__Work to complete__. Nothing in the records may be left out or altered; reproduce them all exactly.

__Materials provided__.

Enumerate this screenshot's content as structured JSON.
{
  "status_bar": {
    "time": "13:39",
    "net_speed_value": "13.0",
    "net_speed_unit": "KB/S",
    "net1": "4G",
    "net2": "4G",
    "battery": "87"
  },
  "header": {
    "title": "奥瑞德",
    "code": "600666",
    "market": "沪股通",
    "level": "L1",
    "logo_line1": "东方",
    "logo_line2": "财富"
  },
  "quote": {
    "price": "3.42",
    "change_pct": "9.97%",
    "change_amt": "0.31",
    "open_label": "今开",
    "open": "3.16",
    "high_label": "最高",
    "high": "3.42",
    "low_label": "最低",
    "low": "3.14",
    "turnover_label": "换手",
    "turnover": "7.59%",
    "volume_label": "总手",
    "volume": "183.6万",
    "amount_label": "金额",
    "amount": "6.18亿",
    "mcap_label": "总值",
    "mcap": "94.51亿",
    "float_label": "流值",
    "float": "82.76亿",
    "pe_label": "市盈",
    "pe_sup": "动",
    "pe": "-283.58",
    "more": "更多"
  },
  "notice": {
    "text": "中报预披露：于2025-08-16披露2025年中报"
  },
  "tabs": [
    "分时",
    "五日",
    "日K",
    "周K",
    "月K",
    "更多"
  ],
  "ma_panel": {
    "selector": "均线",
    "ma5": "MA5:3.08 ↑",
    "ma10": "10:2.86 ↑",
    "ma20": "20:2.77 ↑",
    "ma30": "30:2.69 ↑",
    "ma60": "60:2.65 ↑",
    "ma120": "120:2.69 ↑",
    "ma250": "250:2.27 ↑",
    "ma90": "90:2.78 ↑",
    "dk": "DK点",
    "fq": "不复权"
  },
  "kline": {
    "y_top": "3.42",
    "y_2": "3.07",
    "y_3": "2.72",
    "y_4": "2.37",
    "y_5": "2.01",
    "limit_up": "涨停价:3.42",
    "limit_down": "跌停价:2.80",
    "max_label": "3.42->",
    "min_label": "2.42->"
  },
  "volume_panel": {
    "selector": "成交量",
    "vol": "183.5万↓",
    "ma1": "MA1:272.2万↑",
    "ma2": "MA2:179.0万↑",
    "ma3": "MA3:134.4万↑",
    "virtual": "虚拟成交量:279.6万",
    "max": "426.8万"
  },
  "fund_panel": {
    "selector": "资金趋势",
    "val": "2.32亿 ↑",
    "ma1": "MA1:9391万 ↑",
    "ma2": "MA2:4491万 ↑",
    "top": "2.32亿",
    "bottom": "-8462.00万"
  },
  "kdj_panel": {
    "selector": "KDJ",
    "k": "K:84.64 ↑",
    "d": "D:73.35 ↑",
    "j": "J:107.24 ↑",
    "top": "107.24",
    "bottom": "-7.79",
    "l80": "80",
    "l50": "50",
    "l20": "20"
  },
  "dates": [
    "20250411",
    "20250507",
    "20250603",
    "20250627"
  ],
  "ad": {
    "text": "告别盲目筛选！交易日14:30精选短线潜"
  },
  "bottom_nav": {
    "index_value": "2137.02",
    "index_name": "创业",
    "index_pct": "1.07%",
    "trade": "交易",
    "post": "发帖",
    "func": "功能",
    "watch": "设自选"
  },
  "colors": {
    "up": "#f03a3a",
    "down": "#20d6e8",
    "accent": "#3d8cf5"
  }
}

__Solution to the exercise__.
Enumerate this screenshot's content as structured JSON.
{
  "status_bar": {
    "time": "13:39",
    "net_speed_value": "13.0",
    "net_speed_unit": "KB/S",
    "net1": "4G",
    "net2": "4G",
    "battery": "87"
  },
  "header": {
    "title": "奥瑞德",
    "code": "600666",
    "market": "沪股通",
    "level": "L1",
    "logo_line1": "东方",
    "logo_line2": "财富"
  },
  "quote": {
    "price": "3.42",
    "change_pct": "9.97%",
    "change_amt": "0.31",
    "open_label": "今开",
    "open": "3.16",
    "high_label": "最高",
    "high": "3.42",
    "low_label": "最低",
    "low": "3.14",
    "turnover_label": "换手",
    "turnover": "7.59%",
    "volume_label": "总手",
    "volume": "183.6万",
    "amount_label": "金额",
    "amount": "6.18亿",
    "mcap_label": "总值",
    "mcap": "94.51亿",
    "float_label": "流值",
    "float": "82.76亿",
    "pe_label": "市盈",
    "pe_sup": "动",
    "pe": "-283.58",
    "more": "更多"
  },
  "notice": {
    "text": "中报预披露：于2025-08-16披露2025年中报"
  },
  "tabs": [
    "分时",
    "五日",
    "日K",
    "周K",
    "月K",
    "更多"
  ],
  "ma_panel": {
    "selector": "均线",
    "ma5": "MA5:3.08 ↑",
    "ma10": "10:2.86 ↑",
    "ma20": "20:2.77 ↑",
    "ma30": "30:2.69 ↑",
    "ma60": "60:2.65 ↑",
    "ma120": "120:2.69 ↑",
    "ma250": "250:2.27 ↑",
    "ma90": "90:2.78 ↑",
    "dk": "DK点",
    "fq": "不复权"
  },
  "kline": {
    "y_top": "3.42",
    "y_2": "3.07",
    "y_3": "2.72",
    "y_4": "2.37",
    "y_5": "2.01",
    "limit_up": "涨停价:3.42",
    "limit_down": "跌停价:2.80",
    "max_label": "3.42->",
    "min_label": "2.42->"
  },
  "volume_panel": {
    "selector": "成交量",
    "vol": "183.5万↓",
    "ma1": "MA1:272.2万↑",
    "ma2": "MA2:179.0万↑",
    "ma3": "MA3:134.4万↑",
    "virtual": "虚拟成交量:279.6万",
    "max": "426.8万"
  },
  "fund_panel": {
    "selector": "资金趋势",
    "val": "2.32亿 ↑",
    "ma1": "MA1:9391万 ↑",
    "ma2": "MA2:4491万 ↑",
    "top": "2.32亿",
    "bottom": "-8462.00万"
  },
  "kdj_panel": {
    "selector": "KDJ",
    "k": "K:84.64 ↑",
    "d": "D:73.35 ↑",
    "j": "J:107.24 ↑",
    "top": "107.24",
    "bottom": "-7.79",
    "l80": "80",
    "l50": "50",
    "l20": "20"
  },
  "dates": [
    "20250411",
    "20250507",
    "20250603",
    "20250627"
  ],
  "ad": {
    "text": "告别盲目筛选！交易日14:30精选短线潜"
  },
  "bottom_nav": {
    "index_value": "2137.02",
    "index_name": "创业",
    "index_pct": "1.07%",
    "trade": "交易",
    "post": "发帖",
    "func": "功能",
    "watch": "设自选"
  },
  "colors": {
    "up": "#f03a3a",
    "down": "#20d6e8",
    "accent": "#3d8cf5"
  }
}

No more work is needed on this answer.